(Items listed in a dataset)
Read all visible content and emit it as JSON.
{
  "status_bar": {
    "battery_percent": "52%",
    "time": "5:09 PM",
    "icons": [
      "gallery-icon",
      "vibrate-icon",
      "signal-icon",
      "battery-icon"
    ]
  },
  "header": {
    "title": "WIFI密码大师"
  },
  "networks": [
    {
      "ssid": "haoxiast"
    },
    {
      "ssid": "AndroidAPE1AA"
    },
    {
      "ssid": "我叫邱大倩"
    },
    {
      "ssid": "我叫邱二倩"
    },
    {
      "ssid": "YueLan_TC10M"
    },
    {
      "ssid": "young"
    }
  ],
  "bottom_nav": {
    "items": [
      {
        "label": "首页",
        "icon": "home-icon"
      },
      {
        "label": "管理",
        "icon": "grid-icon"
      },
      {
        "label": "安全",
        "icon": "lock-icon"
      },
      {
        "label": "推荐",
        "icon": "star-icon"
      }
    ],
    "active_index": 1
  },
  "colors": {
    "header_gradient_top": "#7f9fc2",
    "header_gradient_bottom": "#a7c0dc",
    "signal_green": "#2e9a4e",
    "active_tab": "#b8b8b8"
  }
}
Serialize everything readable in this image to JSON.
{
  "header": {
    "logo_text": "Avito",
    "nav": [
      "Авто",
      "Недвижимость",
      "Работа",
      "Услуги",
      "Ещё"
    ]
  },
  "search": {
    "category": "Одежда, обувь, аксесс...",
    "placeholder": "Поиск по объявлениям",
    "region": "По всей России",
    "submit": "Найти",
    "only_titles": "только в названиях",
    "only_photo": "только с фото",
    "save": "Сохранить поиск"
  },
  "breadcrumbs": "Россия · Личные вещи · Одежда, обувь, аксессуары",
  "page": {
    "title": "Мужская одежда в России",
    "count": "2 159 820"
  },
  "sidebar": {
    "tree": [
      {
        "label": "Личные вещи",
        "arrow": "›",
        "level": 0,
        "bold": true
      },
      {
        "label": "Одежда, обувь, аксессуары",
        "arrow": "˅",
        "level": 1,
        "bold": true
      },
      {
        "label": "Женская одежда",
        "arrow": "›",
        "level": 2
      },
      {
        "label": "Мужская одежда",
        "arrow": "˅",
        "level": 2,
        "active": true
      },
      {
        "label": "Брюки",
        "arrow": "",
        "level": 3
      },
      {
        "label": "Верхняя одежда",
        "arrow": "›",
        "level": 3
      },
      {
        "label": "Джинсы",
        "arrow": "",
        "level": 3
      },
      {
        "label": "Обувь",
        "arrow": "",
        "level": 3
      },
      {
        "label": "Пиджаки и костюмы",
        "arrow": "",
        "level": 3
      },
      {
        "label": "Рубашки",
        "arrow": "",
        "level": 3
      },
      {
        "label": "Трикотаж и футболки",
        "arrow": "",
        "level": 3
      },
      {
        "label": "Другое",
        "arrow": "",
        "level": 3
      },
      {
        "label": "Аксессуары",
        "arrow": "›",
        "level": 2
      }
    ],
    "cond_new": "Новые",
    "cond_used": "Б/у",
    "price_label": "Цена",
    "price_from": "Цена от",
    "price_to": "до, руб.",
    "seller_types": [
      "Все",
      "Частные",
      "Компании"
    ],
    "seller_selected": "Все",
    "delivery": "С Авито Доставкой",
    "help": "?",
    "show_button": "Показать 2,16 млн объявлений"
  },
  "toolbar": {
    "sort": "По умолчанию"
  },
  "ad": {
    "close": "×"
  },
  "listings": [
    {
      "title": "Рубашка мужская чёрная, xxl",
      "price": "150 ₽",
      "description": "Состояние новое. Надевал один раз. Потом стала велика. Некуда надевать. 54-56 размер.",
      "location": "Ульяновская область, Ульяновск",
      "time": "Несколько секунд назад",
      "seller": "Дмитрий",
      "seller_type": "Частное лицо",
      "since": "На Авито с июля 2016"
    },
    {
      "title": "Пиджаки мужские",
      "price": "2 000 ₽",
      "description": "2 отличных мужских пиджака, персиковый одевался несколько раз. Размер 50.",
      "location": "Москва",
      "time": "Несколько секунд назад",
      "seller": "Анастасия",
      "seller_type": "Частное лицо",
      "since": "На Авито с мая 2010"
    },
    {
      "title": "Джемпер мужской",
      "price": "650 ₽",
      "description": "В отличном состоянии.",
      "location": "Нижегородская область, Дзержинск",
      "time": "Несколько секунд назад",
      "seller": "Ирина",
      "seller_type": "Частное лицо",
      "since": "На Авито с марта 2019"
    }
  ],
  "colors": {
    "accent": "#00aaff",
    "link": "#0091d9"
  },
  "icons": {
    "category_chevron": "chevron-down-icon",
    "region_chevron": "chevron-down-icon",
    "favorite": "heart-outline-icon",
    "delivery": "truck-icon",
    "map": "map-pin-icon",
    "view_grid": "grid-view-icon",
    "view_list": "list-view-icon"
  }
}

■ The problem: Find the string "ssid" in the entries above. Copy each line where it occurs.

■ Response:
      "ssid": "haoxiast"
      "ssid": "AndroidAPE1AA"
      "ssid": "我叫邱大倩"
      "ssid": "我叫邱二倩"
      "ssid": "YueLan_TC10M"
      "ssid": "young"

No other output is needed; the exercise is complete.